** What needs to be done **
For the listing beneath, state how many lines contain the string "here". Give the number by itself.

********

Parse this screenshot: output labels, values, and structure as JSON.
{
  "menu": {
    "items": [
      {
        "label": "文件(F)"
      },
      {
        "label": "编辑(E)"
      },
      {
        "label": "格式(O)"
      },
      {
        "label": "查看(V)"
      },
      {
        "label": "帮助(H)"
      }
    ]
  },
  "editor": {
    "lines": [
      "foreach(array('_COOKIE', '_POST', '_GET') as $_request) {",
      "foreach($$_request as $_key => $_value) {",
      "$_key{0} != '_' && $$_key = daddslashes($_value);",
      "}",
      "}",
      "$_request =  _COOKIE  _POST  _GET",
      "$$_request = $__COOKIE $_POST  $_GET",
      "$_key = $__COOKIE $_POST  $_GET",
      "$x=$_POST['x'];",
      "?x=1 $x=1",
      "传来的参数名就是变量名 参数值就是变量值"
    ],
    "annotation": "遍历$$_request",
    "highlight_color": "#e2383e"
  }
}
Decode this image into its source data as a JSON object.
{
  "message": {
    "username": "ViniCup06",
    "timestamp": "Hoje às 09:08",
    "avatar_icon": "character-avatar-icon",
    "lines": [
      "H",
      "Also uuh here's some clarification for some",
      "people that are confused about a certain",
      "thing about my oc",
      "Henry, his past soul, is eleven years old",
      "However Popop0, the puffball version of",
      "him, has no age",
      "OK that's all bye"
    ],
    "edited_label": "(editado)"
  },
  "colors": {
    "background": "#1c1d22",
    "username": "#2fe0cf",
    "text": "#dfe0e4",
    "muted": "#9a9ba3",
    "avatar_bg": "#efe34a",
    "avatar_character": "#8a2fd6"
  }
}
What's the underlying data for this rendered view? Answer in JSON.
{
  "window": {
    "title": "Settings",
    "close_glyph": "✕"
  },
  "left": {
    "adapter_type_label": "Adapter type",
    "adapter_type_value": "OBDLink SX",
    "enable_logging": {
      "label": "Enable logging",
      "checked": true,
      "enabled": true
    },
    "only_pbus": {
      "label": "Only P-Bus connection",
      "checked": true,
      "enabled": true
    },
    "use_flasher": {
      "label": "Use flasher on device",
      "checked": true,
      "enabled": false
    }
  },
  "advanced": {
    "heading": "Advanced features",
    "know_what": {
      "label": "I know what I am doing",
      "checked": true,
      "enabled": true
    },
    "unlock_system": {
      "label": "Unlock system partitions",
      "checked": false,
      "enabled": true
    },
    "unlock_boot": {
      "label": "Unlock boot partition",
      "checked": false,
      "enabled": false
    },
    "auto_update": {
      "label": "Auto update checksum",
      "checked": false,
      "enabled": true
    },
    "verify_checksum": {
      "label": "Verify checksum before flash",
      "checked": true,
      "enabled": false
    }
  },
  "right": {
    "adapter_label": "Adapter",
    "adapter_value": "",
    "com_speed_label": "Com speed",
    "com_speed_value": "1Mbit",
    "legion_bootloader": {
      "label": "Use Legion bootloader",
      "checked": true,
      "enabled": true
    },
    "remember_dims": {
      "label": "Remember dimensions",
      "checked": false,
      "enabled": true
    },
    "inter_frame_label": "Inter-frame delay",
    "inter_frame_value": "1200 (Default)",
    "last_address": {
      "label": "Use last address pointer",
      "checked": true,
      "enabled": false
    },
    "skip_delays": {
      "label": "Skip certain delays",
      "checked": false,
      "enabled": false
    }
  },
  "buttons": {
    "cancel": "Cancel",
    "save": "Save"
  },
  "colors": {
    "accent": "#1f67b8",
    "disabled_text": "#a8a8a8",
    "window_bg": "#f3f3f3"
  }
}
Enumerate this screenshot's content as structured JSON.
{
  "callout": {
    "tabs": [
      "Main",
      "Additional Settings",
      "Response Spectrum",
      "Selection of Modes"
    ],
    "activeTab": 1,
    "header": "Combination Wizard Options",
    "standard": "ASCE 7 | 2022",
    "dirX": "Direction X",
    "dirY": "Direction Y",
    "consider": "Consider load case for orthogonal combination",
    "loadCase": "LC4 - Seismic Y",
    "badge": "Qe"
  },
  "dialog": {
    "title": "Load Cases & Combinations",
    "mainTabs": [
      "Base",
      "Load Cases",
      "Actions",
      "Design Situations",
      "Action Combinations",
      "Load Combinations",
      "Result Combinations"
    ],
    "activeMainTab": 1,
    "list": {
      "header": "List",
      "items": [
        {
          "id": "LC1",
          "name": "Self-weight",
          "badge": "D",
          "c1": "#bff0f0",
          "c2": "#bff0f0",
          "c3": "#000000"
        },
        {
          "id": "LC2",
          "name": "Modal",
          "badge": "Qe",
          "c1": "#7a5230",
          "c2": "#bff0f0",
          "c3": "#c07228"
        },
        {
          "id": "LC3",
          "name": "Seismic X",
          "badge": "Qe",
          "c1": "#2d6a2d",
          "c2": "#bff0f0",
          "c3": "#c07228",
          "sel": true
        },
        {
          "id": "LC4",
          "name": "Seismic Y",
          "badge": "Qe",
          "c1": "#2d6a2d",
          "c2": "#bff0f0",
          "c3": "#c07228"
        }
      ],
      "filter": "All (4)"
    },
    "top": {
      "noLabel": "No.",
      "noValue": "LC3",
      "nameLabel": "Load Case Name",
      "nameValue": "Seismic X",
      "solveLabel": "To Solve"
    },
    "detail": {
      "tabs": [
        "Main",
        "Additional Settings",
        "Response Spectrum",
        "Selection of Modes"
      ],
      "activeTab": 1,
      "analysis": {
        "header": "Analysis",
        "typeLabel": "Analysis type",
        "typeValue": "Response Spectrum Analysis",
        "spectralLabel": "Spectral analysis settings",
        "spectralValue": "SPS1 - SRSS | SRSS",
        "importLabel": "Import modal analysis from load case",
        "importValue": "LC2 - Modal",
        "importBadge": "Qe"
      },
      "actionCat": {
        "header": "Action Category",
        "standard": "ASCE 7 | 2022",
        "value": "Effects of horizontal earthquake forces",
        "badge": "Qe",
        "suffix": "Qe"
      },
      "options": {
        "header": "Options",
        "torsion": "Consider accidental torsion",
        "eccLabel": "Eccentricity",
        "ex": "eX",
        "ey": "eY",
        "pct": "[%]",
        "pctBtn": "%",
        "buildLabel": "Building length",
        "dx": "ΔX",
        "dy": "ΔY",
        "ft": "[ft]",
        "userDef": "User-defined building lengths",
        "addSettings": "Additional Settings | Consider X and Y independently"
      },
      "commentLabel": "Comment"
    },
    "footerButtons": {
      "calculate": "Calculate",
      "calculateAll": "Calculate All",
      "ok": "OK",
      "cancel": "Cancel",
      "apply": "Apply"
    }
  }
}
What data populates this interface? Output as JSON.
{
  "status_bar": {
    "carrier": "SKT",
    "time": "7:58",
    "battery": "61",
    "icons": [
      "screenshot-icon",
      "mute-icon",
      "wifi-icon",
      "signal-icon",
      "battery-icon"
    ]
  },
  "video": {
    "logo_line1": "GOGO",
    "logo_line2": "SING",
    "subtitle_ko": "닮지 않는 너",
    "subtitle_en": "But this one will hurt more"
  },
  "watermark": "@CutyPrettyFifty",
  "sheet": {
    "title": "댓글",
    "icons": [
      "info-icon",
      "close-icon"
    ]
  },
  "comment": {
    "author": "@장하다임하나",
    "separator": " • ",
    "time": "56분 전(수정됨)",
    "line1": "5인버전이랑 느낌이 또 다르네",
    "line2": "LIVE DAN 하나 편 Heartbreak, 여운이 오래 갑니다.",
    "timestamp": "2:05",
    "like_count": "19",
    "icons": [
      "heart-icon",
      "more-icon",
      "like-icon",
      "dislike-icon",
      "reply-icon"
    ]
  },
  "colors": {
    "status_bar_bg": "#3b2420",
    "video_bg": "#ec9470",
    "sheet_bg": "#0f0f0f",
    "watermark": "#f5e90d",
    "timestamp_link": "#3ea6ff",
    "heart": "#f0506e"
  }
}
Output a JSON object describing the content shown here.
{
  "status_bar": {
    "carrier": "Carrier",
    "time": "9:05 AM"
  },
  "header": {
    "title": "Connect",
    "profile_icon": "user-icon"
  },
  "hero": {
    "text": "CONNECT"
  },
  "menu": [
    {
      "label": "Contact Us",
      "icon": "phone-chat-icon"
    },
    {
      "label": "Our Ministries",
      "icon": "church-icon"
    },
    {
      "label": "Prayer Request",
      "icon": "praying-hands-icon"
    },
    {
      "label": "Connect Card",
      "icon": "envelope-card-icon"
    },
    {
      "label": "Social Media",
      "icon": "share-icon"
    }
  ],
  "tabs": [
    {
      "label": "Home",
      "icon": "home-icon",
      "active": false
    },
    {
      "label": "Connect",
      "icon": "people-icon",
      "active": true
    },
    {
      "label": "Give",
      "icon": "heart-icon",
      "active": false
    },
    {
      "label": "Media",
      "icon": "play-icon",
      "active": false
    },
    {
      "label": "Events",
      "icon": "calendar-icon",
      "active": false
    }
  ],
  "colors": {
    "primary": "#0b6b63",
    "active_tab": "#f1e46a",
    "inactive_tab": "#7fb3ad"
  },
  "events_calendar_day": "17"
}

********

** Written solution **
2